*** MATERIALS PROVIDED ***
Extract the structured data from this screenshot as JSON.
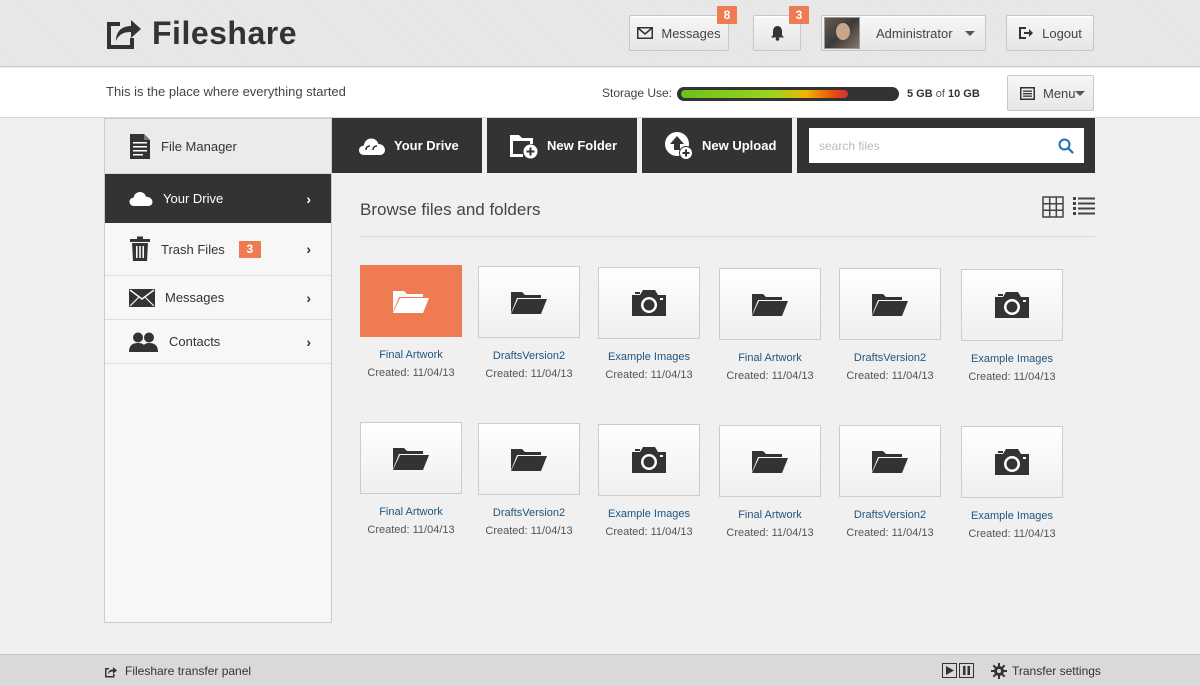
{
  "app": {
    "title": "Fileshare"
  },
  "header": {
    "messages_label": "Messages",
    "messages_count": "8",
    "notifications_count": "3",
    "user_name": "Administrator",
    "logout_label": "Logout"
  },
  "subheader": {
    "tagline": "This is the place where everything started",
    "storage_label": "Storage Use:",
    "storage_used": "5 GB",
    "storage_of": "of",
    "storage_total": "10 GB",
    "storage_fraction": 0.78,
    "menu_label": "Menu"
  },
  "sidebar": {
    "title": "File Manager",
    "items": [
      {
        "label": "Your Drive",
        "icon": "cloud-icon",
        "active": true
      },
      {
        "label": "Trash Files",
        "icon": "trash-icon",
        "badge": "3"
      },
      {
        "label": "Messages",
        "icon": "envelope-icon"
      },
      {
        "label": "Contacts",
        "icon": "contacts-icon"
      }
    ]
  },
  "toolbar": {
    "your_drive": "Your Drive",
    "new_folder": "New Folder",
    "new_upload": "New Upload",
    "search_placeholder": "search files"
  },
  "main": {
    "title": "Browse files and folders",
    "files": [
      {
        "name": "Final Artwork",
        "date": "Created: 11/04/13",
        "type": "folder",
        "selected": true
      },
      {
        "name": "DraftsVersion2",
        "date": "Created: 11/04/13",
        "type": "folder"
      },
      {
        "name": "Example Images",
        "date": "Created: 11/04/13",
        "type": "camera"
      },
      {
        "name": "Final Artwork",
        "date": "Created: 11/04/13",
        "type": "folder"
      },
      {
        "name": "DraftsVersion2",
        "date": "Created: 11/04/13",
        "type": "folder"
      },
      {
        "name": "Example Images",
        "date": "Created: 11/04/13",
        "type": "camera"
      },
      {
        "name": "Final Artwork",
        "date": "Created: 11/04/13",
        "type": "folder"
      },
      {
        "name": "DraftsVersion2",
        "date": "Created: 11/04/13",
        "type": "folder"
      },
      {
        "name": "Example Images",
        "date": "Created: 11/04/13",
        "type": "camera"
      },
      {
        "name": "Final Artwork",
        "date": "Created: 11/04/13",
        "type": "folder"
      },
      {
        "name": "DraftsVersion2",
        "date": "Created: 11/04/13",
        "type": "folder"
      },
      {
        "name": "Example Images",
        "date": "Created: 11/04/13",
        "type": "camera"
      }
    ]
  },
  "footer": {
    "transfer_panel": "Fileshare transfer panel",
    "transfer_settings": "Transfer settings"
  },
  "colors": {
    "accent": "#ef7b52",
    "dark": "#333333",
    "link": "#20557f"
  }
}
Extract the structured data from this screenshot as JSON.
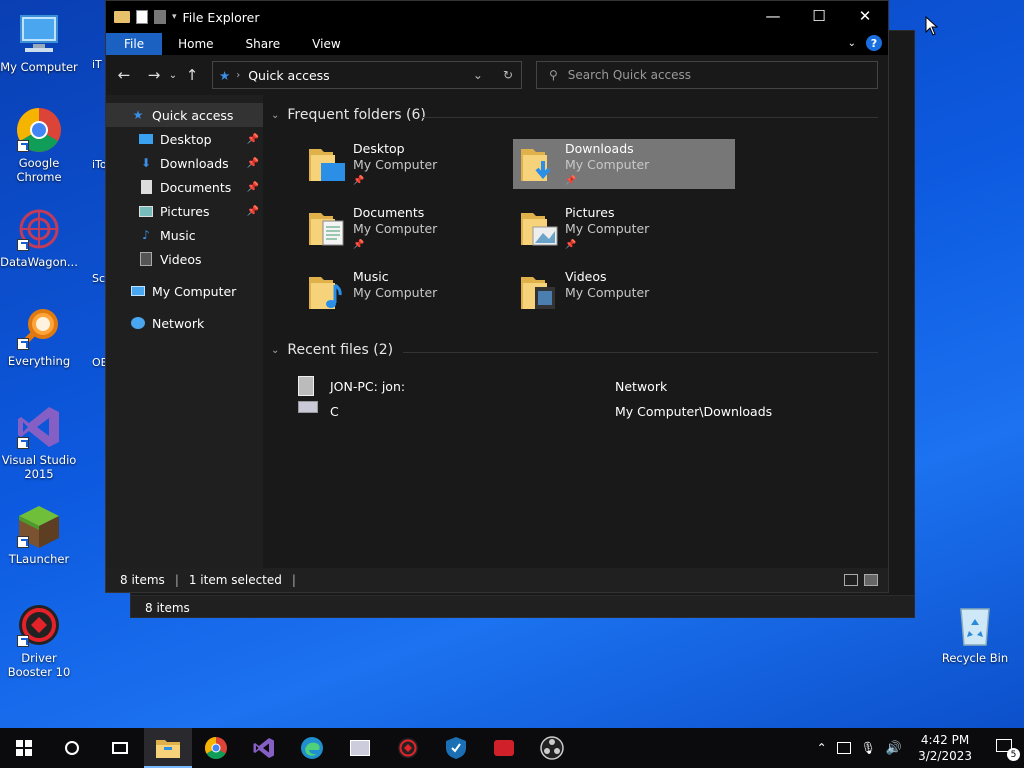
{
  "desktop": {
    "icons": [
      {
        "label": "My Computer"
      },
      {
        "label": "Google Chrome"
      },
      {
        "label": "DataWagon..."
      },
      {
        "label": "Everything"
      },
      {
        "label": "Visual Studio 2015"
      },
      {
        "label": "TLauncher"
      },
      {
        "label": "Driver Booster 10"
      },
      {
        "label": "Recycle Bin"
      }
    ],
    "partial_icons": [
      "iT",
      "iTo Re",
      "Scr",
      "OB"
    ]
  },
  "bg_window": {
    "status_items": "8 items"
  },
  "window": {
    "title": "File Explorer",
    "ribbon_tabs": [
      "File",
      "Home",
      "Share",
      "View"
    ],
    "address": "Quick access",
    "search_placeholder": "Search Quick access",
    "sidebar": [
      {
        "label": "Quick access"
      },
      {
        "label": "Desktop"
      },
      {
        "label": "Downloads"
      },
      {
        "label": "Documents"
      },
      {
        "label": "Pictures"
      },
      {
        "label": "Music"
      },
      {
        "label": "Videos"
      },
      {
        "label": "My Computer"
      },
      {
        "label": "Network"
      }
    ],
    "frequent_header": "Frequent folders (6)",
    "folders": [
      {
        "name": "Desktop",
        "location": "My Computer"
      },
      {
        "name": "Downloads",
        "location": "My Computer"
      },
      {
        "name": "Documents",
        "location": "My Computer"
      },
      {
        "name": "Pictures",
        "location": "My Computer"
      },
      {
        "name": "Music",
        "location": "My Computer"
      },
      {
        "name": "Videos",
        "location": "My Computer"
      }
    ],
    "recent_header": "Recent files (2)",
    "recent": [
      {
        "name": "JON-PC: jon:",
        "location": "Network"
      },
      {
        "name": "C",
        "location": "My Computer\\Downloads"
      }
    ],
    "status": {
      "items": "8 items",
      "selected": "1 item selected"
    }
  },
  "taskbar": {
    "time": "4:42 PM",
    "date": "3/2/2023",
    "notification_count": "5"
  },
  "colors": {
    "accent": "#1a61c2",
    "desktop": "#0d5ae0",
    "selected_tile": "#777777"
  }
}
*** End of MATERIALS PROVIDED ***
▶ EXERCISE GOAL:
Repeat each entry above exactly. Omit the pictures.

▶ WRITTEN REPLY:
Extract the structured data from this screenshot as JSON.
{
  "app": {
    "title": "Fileshare"
  },
  "header": {
    "messages_label": "Messages",
    "messages_count": "8",
    "notifications_count": "3",
    "user_name": "Administrator",
    "logout_label": "Logout"
  },
  "subheader": {
    "tagline": "This is the place where everything started",
    "storage_label": "Storage Use:",
    "storage_used": "5 GB",
    "storage_of": "of",
    "storage_total": "10 GB",
    "storage_fraction": 0.78,
    "menu_label": "Menu"
  },
  "sidebar": {
    "title": "File Manager",
    "items": [
      {
        "label": "Your Drive",
        "icon": "cloud-icon",
        "active": true
      },
      {
        "label": "Trash Files",
        "icon": "trash-icon",
        "badge": "3"
      },
      {
        "label": "Messages",
        "icon": "envelope-icon"
      },
      {
        "label": "Contacts",
        "icon": "contacts-icon"
      }
    ]
  },
  "toolbar": {
    "your_drive": "Your Drive",
    "new_folder": "New Folder",
    "new_upload": "New Upload",
    "search_placeholder": "search files"
  },
  "main": {
    "title": "Browse files and folders",
    "files": [
      {
        "name": "Final Artwork",
        "date": "Created: 11/04/13",
        "type": "folder",
        "selected": true
      },
      {
        "name": "DraftsVersion2",
        "date": "Created: 11/04/13",
        "type": "folder"
      },
      {
        "name": "Example Images",
        "date": "Created: 11/04/13",
        "type": "camera"
      },
      {
        "name": "Final Artwork",
        "date": "Created: 11/04/13",
        "type": "folder"
      },
      {
        "name": "DraftsVersion2",
        "date": "Created: 11/04/13",
        "type": "folder"
      },
      {
        "name": "Example Images",
        "date": "Created: 11/04/13",
        "type": "camera"
      },
      {
        "name": "Final Artwork",
        "date": "Created: 11/04/13",
        "type": "folder"
      },
      {
        "name": "DraftsVersion2",
        "date": "Created: 11/04/13",
        "type": "folder"
      },
      {
        "name": "Example Images",
        "date": "Created: 11/04/13",
        "type": "camera"
      },
      {
        "name": "Final Artwork",
        "date": "Created: 11/04/13",
        "type": "folder"
      },
      {
        "name": "DraftsVersion2",
        "date": "Created: 11/04/13",
        "type": "folder"
      },
      {
        "name": "Example Images",
        "date": "Created: 11/04/13",
        "type": "camera"
      }
    ]
  },
  "footer": {
    "transfer_panel": "Fileshare transfer panel",
    "transfer_settings": "Transfer settings"
  },
  "colors": {
    "accent": "#ef7b52",
    "dark": "#333333",
    "link": "#20557f"
  }
}
Extract the structured data from this screenshot as JSON.
{
  "desktop": {
    "icons": [
      {
        "label": "My Computer"
      },
      {
        "label": "Google Chrome"
      },
      {
        "label": "DataWagon..."
      },
      {
        "label": "Everything"
      },
      {
        "label": "Visual Studio 2015"
      },
      {
        "label": "TLauncher"
      },
      {
        "label": "Driver Booster 10"
      },
      {
        "label": "Recycle Bin"
      }
    ],
    "partial_icons": [
      "iT",
      "iTo Re",
      "Scr",
      "OB"
    ]
  },
  "bg_window": {
    "status_items": "8 items"
  },
  "window": {
    "title": "File Explorer",
    "ribbon_tabs": [
      "File",
      "Home",
      "Share",
      "View"
    ],
    "address": "Quick access",
    "search_placeholder": "Search Quick access",
    "sidebar": [
      {
        "label": "Quick access"
      },
      {
        "label": "Desktop"
      },
      {
        "label": "Downloads"
      },
      {
        "label": "Documents"
      },
      {
        "label": "Pictures"
      },
      {
        "label": "Music"
      },
      {
        "label": "Videos"
      },
      {
        "label": "My Computer"
      },
      {
        "label": "Network"
      }
    ],
    "frequent_header": "Frequent folders (6)",
    "folders": [
      {
        "name": "Desktop",
        "location": "My Computer"
      },
      {
        "name": "Downloads",
        "location": "My Computer"
      },
      {
        "name": "Documents",
        "location": "My Computer"
      },
      {
        "name": "Pictures",
        "location": "My Computer"
      },
      {
        "name": "Music",
        "location": "My Computer"
      },
      {
        "name": "Videos",
        "location": "My Computer"
      }
    ],
    "recent_header": "Recent files (2)",
    "recent": [
      {
        "name": "JON-PC: jon:",
        "location": "Network"
      },
      {
        "name": "C",
        "location": "My Computer\\Downloads"
      }
    ],
    "status": {
      "items": "8 items",
      "selected": "1 item selected"
    }
  },
  "taskbar": {
    "time": "4:42 PM",
    "date": "3/2/2023",
    "notification_count": "5"
  },
  "colors": {
    "accent": "#1a61c2",
    "desktop": "#0d5ae0",
    "selected_tile": "#777777"
  }
}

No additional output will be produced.